5/ … and most others are mainly economics with psychology as a secondary discipline. One exception is the Biases, Heuristics and Nudges cluster where we find most of the (older) foundational psychological articles
6/ The disciplinary composition of BE transformed as the interest of behavioral economists changed: while Heuristics, Biases and Risk were very important clusters during the early years of the program, by the 2010s, the Social Preferences cluster became the dominant topic
7/ Beside disciplinary composition, another way to think about interdisciplinarity is too look at the interdisciplinarity of economics’ articles in the BE. Do they cite more psychology? Short answer: no
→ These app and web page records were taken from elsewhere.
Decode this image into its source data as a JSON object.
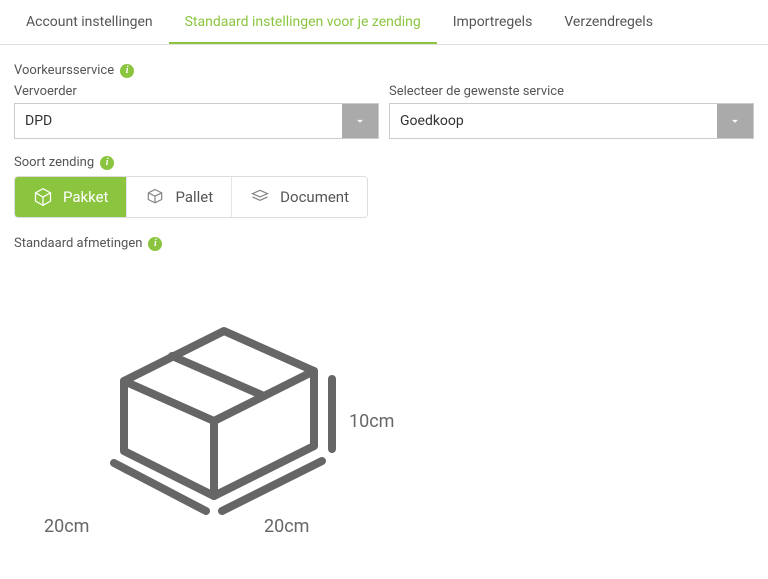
{
  "tabs": {
    "account": "Account instellingen",
    "defaults": "Standaard instellingen voor je zending",
    "import": "Importregels",
    "shipping": "Verzendregels"
  },
  "preferred": {
    "label": "Voorkeursservice",
    "carrier_label": "Vervoerder",
    "carrier_value": "DPD",
    "service_label": "Selecteer de gewenste service",
    "service_value": "Goedkoop"
  },
  "shipment_type": {
    "label": "Soort zending",
    "options": {
      "pakket": "Pakket",
      "pallet": "Pallet",
      "document": "Document"
    }
  },
  "dimensions": {
    "label": "Standaard afmetingen",
    "length": "20cm",
    "width": "20cm",
    "height": "10cm"
  }
}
8/ We find less psychology, more management, but not necessarily more economics in the reference of economists. Moreover, economics’ articles in Social Preferences tend to be less interdisciplinary than in Risk or Time
9/ Overall, since the 1980s, we do find less interdisciplinarity in BE. However, there is a twist. The interdisciplinarity between economics and psychology did not actually decreased!
10/ If we look at the references of all economics’ articles, BE or not, we do find an increasing share of references to psychology. In 2010s, the share of citations from economics to psychology rose to a level similar to the 1960s!
11/ In the 1980s, behavioral economics was just a handful of individuals with strong ties to psychology (e.g., Kahneman, Tversky). They published in both disciplines, and economics articles had many references to psychology
12/ As the field became successful in the 1990s, and even more so in the 2000s, the number of behavioral economics’ articles increased rapidly; and individual articles became less intensely interdisciplinary
13/ The decreasing intensity in interdisciplinarity was compensated by the increasing number of articles in economics. The overall level of interaction between economics and psychology (as well as with general sciences) increased
14/ Behavioral economics acted as a bridge-building program. Following an intense period of interdisciplinary exchanges, the importance of psychology in individual BE’s articles decreased
15/ As BE became more popular, using psychological references in economics’ articles became more common, thus increasing the overall importance of psychology in economics
16/ Finally, while psychology is decreasing in importance in BE, this decreasing importance is not a return to self-contained economics. Instead, we see an increasing importance of a variety of other disciplines.
More on the methodology of this research soon!
You can follow @alxndr_trc.
Tip: mention @twtextapp on a Twitter thread with the keyword “unroll” to get a link to it.

Latest Threads Unrolled: